[Task directions]: Go line by line through the data below and count those with the string "icon". Give the number only.

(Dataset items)

######

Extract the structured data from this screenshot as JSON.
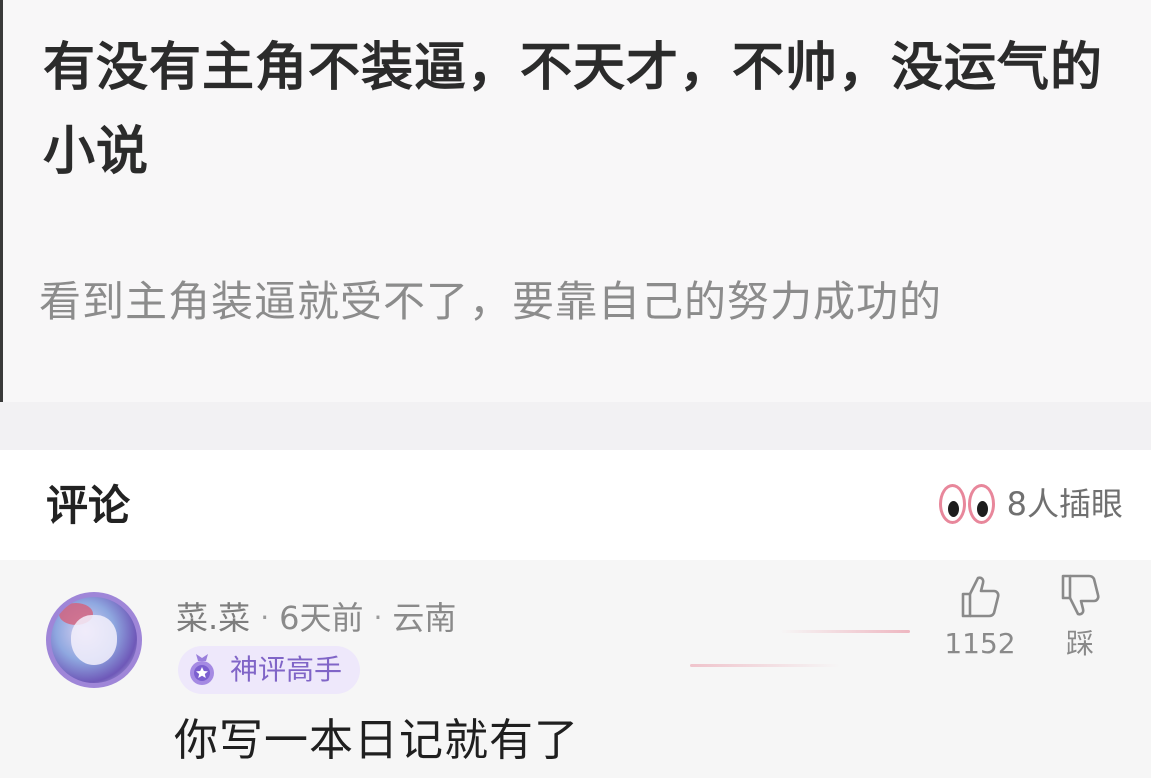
{
  "question": {
    "title": "有没有主角不装逼，不天才，不帅，没运气的小说",
    "description": "看到主角装逼就受不了，要靠自己的努力成功的"
  },
  "comments_section": {
    "title": "评论",
    "peek_label": "8人插眼",
    "peek_icon": "peeking-eyes-icon"
  },
  "comment": {
    "username": "菜.菜",
    "separator": "·",
    "time": "6天前",
    "location": "云南",
    "badge_label": "神评高手",
    "badge_icon": "medal-icon",
    "text": "你写一本日记就有了",
    "like_count": "1152",
    "dislike_label": "踩",
    "like_icon": "thumbs-up-icon",
    "dislike_icon": "thumbs-down-icon"
  },
  "colors": {
    "accent_purple": "#8065c7",
    "badge_bg": "#eee8fb",
    "eye_pink": "#e8879b"
  }
}
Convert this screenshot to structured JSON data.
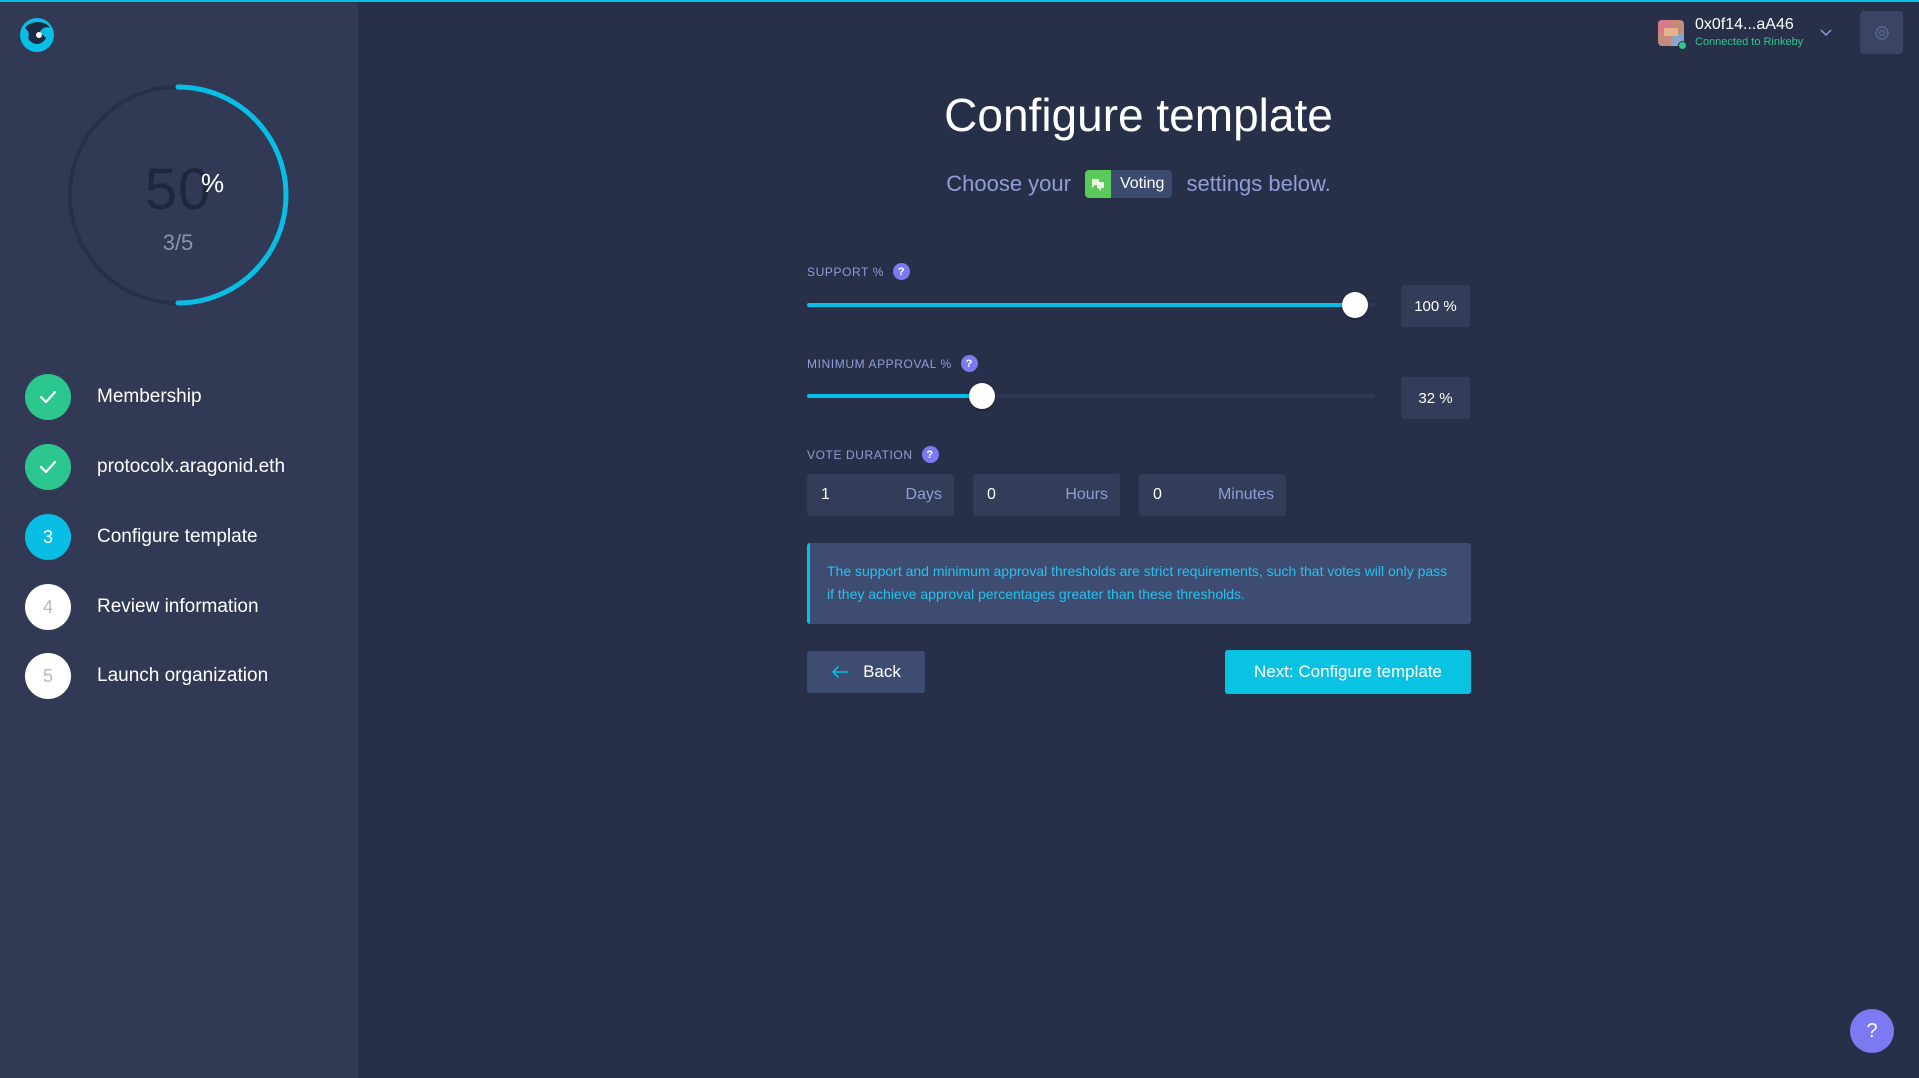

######

[Answer section]: 4